Before the 2019 election, a friend of mine who is close to Abba Kyari confided in me that after the election they would “deal with Tinubu and his people.” He bragged that by the time they are done with him and his underlings, he would be so damaged that he won’t even be an option for the 2023 presidency. It’s already starting.
Of course, the cabal isn't banking on any legitimate election to get Kingibe into power; INEC, which is now in their begrimed pockets, will just pluck imaginary figures from the air, ignore actual votes, and declare him "winner"—like it did Buhari this year. And the Presidential Election and Petitions Tribunal and the Supreme Court will uphold the travesty.
However, I predict that should Buhari survive until 2023, he won't hand over power to anyone, including Kingibe. Apart from his hopeless love of power for the hell of it, Buhari needs power to stay alive—literally. The obscene amount of money Nigeria habitually fritters away in medical bills to keep him alive can only be sustained if he is in power. He won't get that sort of money outside power.

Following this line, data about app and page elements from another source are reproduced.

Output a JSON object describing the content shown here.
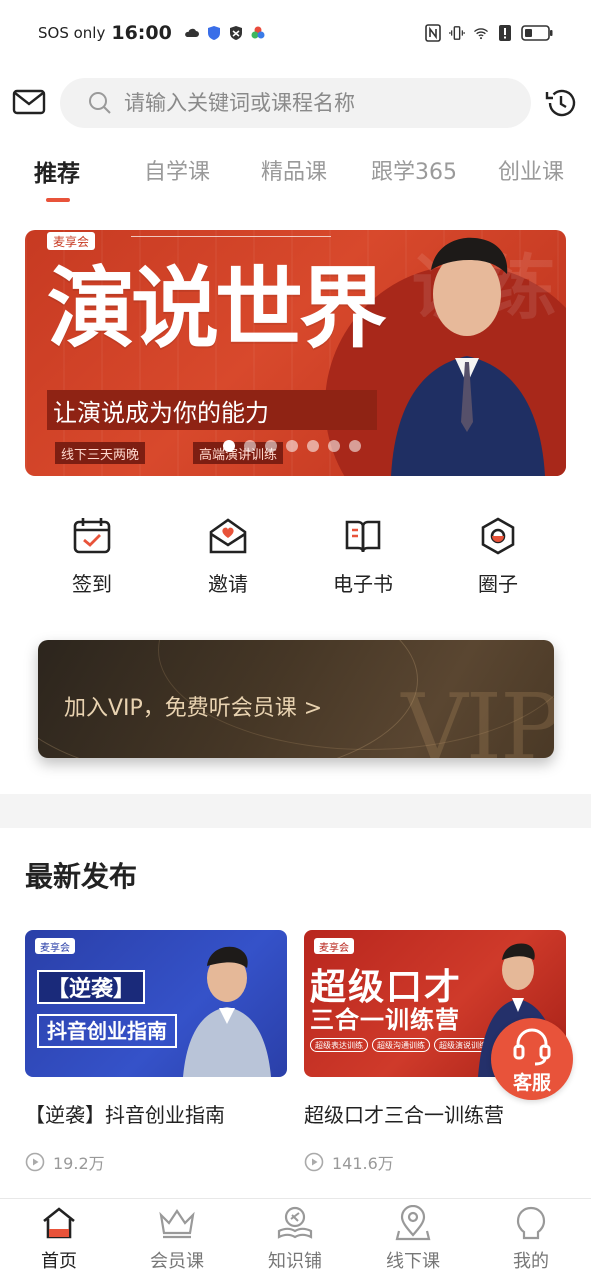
{
  "status_bar": {
    "carrier": "SOS only",
    "time": "16:00",
    "left_icons": [
      "cloud-sun-icon",
      "shield-icon",
      "vpn-icon",
      "color-wheel-icon"
    ],
    "right_icons": [
      "nfc-icon",
      "vibrate-icon",
      "wifi-icon",
      "alert-icon",
      "battery-icon"
    ]
  },
  "search": {
    "placeholder": "请输入关键词或课程名称"
  },
  "tabs": [
    {
      "label": "推荐",
      "active": true
    },
    {
      "label": "自学课",
      "active": false
    },
    {
      "label": "精品课",
      "active": false
    },
    {
      "label": "跟学365",
      "active": false
    },
    {
      "label": "创业课",
      "active": false
    }
  ],
  "banner": {
    "brand": "麦享会",
    "title": "演说世界",
    "slogan": "让演说成为你的能力",
    "tag_left": "线下三天两晚",
    "tag_right": "高端演讲训练",
    "dot_count": 7,
    "active_dot": 0
  },
  "quick_actions": [
    {
      "label": "签到",
      "icon": "calendar-check-icon"
    },
    {
      "label": "邀请",
      "icon": "envelope-heart-icon"
    },
    {
      "label": "电子书",
      "icon": "book-icon"
    },
    {
      "label": "圈子",
      "icon": "circle-hexagon-icon"
    }
  ],
  "vip": {
    "text": "加入VIP，免费听会员课 >",
    "watermark": "VIP"
  },
  "latest": {
    "title": "最新发布",
    "courses": [
      {
        "title": "【逆袭】抖音创业指南",
        "plays": "19.2万",
        "thumb_brand": "麦享会",
        "thumb_tag": "【逆袭】",
        "thumb_text": "抖音创业指南"
      },
      {
        "title": "超级口才三合一训练营",
        "plays": "141.6万",
        "thumb_brand": "麦享会",
        "thumb_line1": "超级口才",
        "thumb_line2": "三合一训练营",
        "thumb_pills": [
          "超级表达训练",
          "超级沟通训练",
          "超级演说训练"
        ]
      }
    ]
  },
  "customer_service": {
    "label": "客服"
  },
  "bottom_nav": [
    {
      "label": "首页",
      "icon": "home-icon",
      "active": true
    },
    {
      "label": "会员课",
      "icon": "crown-icon",
      "active": false
    },
    {
      "label": "知识铺",
      "icon": "knowledge-icon",
      "active": false
    },
    {
      "label": "线下课",
      "icon": "location-icon",
      "active": false
    },
    {
      "label": "我的",
      "icon": "profile-icon",
      "active": false
    }
  ],
  "colors": {
    "accent": "#e8533a",
    "banner_red": "#c73a22",
    "vip_gold": "#e8d2b0"
  }
}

Only sustained, nationwide, pan-Nigerian civic insurrection can save Nigeria from the current fatal grip on it by Buhari and his cabal of ruthless power mongers. Tinubu has contributed to killing the culture of civil disobedience because of his inordinate, unrealizable political ambition. When the cabal finally comes for his neck, there will be no pan-Nigerian coalition to save him.